10 Sep 2020 | 02.52 pm
Agribusiness Confidence Hits Three-Year Low
ifac 2020 Food and AgriBusiness Report
10 Sep 2020 | 02.52 pm
Confidence levels in the agribusiness sector have fallen to a three-year low, according to professional services firm ifac.
The 2020 Food and AgriBusiness Report from ifac shows that the optimism index stood at 55% when the research was carried out in June and July, as compared to 74% in 2018, reflecting the impact of the global pandemic and the countrywide lockdown.
The impact has been widespread, with six out of ten SMEs using one or more of the Covid-19 supports to help manage the impact of the pandemic. The Temporary Wage Subsidy Scheme was the most commonly used support, with four of ten agri enterprises availing of the scheme.
Brexit is another source of concern, and only half of SMEs in the sector were prepared for it. Medium sized businesses are more likely to feel prepared, reflecting their greater ability to allocate resources to Brexit planning.
But it’s not all bad news, says ifac, with positive signs “demonstrating the agility and resilience of SMEs across the sector”. Many reacted quickly to deal with Covid-19 and 9 out of 10 expect to be employing the same or more people in the coming year.
The pandemic has accelerated existing digital trends, with a strong move online. There has been a 54% increase in the number of food and agribusinesses trading online and among SMEs top priorities are measures to tackle climate change from managing waste and by-products to choosing sustainable packaging and energy-saving initiatives.
Head of food and agribusiness David Leydon said: “Despite all the challenges, the agility and adaptability of Irish food and agribusiness SMEs have been clear in the recent period, with many pivoting to build their digital capacity and trade online.

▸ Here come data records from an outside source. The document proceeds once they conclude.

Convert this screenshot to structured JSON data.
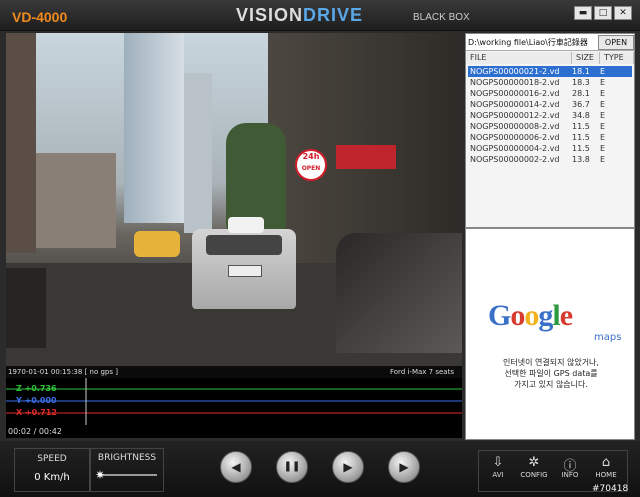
{
  "window": {
    "brand": "VD-4000",
    "title_main": "VISION",
    "title_accent": "DRIVE",
    "subtitle": "BLACK BOX",
    "minimize": "▬",
    "maximize": "□",
    "close": "✕"
  },
  "video": {
    "timestamp": "1970-01-01 00:15:38 [ no gps ]",
    "vehicle": "Ford i-Max 7 seats",
    "sign_text": "24h",
    "sign_sub": "OPEN"
  },
  "graph": {
    "z_label": "Z +0.736",
    "y_label": "Y +0.000",
    "x_label": "X +0.712",
    "colors": {
      "z": "#2ec23a",
      "y": "#3a6ee8",
      "x": "#e02b2b"
    },
    "time": "00:02 / 00:42"
  },
  "files": {
    "path": "D:\\working file\\Liao\\行車記錄器",
    "open_label": "OPEN",
    "columns": [
      "FILE",
      "SIZE",
      "TYPE"
    ],
    "rows": [
      {
        "file": "NOGPS00000021-2.vd",
        "size": "18.1",
        "type": "E",
        "selected": true
      },
      {
        "file": "NOGPS00000018-2.vd",
        "size": "18.3",
        "type": "E"
      },
      {
        "file": "NOGPS00000016-2.vd",
        "size": "28.1",
        "type": "E"
      },
      {
        "file": "NOGPS00000014-2.vd",
        "size": "36.7",
        "type": "E"
      },
      {
        "file": "NOGPS00000012-2.vd",
        "size": "34.8",
        "type": "E"
      },
      {
        "file": "NOGPS00000008-2.vd",
        "size": "11.5",
        "type": "E"
      },
      {
        "file": "NOGPS00000006-2.vd",
        "size": "11.5",
        "type": "E"
      },
      {
        "file": "NOGPS00000004-2.vd",
        "size": "11.5",
        "type": "E"
      },
      {
        "file": "NOGPS00000002-2.vd",
        "size": "13.8",
        "type": "E"
      }
    ]
  },
  "map": {
    "logo_letters": [
      "G",
      "o",
      "o",
      "g",
      "l",
      "e"
    ],
    "logo_colors": [
      "#3b70c8",
      "#d63b2e",
      "#f2b21b",
      "#3b70c8",
      "#2e9a40",
      "#d63b2e"
    ],
    "maps_label": "maps",
    "message_line1": "인터넷이 연결되지 않았거나,",
    "message_line2": "선택한 파일이 GPS data를",
    "message_line3": "가지고 있지 않습니다."
  },
  "controls": {
    "speed_label": "SPEED",
    "speed_value": "0 Km/h",
    "brightness_label": "BRIGHTNESS",
    "prev": "◀",
    "pause": "❚❚",
    "play": "▶",
    "next": "▶",
    "tools": [
      {
        "label": "AVI",
        "icon": "⇩"
      },
      {
        "label": "CONFIG",
        "icon": "✲"
      },
      {
        "label": "INFO",
        "icon": "ⓘ"
      },
      {
        "label": "HOME",
        "icon": "⌂"
      }
    ]
  },
  "watermark": "#70418"
}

Embracing digitalisation has become a must-do at this stage; it now affects every part of businesses, not just front-end online trading but also all associated processes.
• Download 2020 Food and AgriBusiness Report
“While investment in automation is still low, a quarter of those surveyed believe investment in new technology and automation will be one of the long-term impacts from Covid, helping them to save costs, build resilience, and redeploy their teams to higher-value work.
“It’s evident that sustainability is more important too, both in terms of communicating our Irish food credentials but also the climate change measures being taken by each food and agribusiness.”
Some other key findings in the report are:
- Food companies are more likely to have increased online trading over the past year, up from 29% to 46%. Agribusinesses trading online also increased from 17% to 25%
- 51% of businesses reported a decline in turnover up from 19% in 2019
- 34% of food businesses see sustainable packaging as the top trend affecting their business. When dealing with climate change, 71% are purchasing sustainable packaging and reducing use of plastic, 78% are managing waste and by-products, 61% are working with environmentally-conscious suppliers and 56% are investing in energy-saving initiatives
- 34% of businesses do not invest in formal R&D
- Nearly one-third of respondents would consider selling their business in the next five years, a 60% increase on 2019. Only 22% of business owners have a clear succession plan
- Only 36% of businesses have a documented and used strategic plan
- A third of businesses have tried to access bank finance in the past 12 months, with 87% of those succeeding, while 72% of businesses are funded by reinvesting profits.
Photo: ifac chairman Sean Clarke (left) with agriculture minister Charlie McConalogue (centre) and David Leydon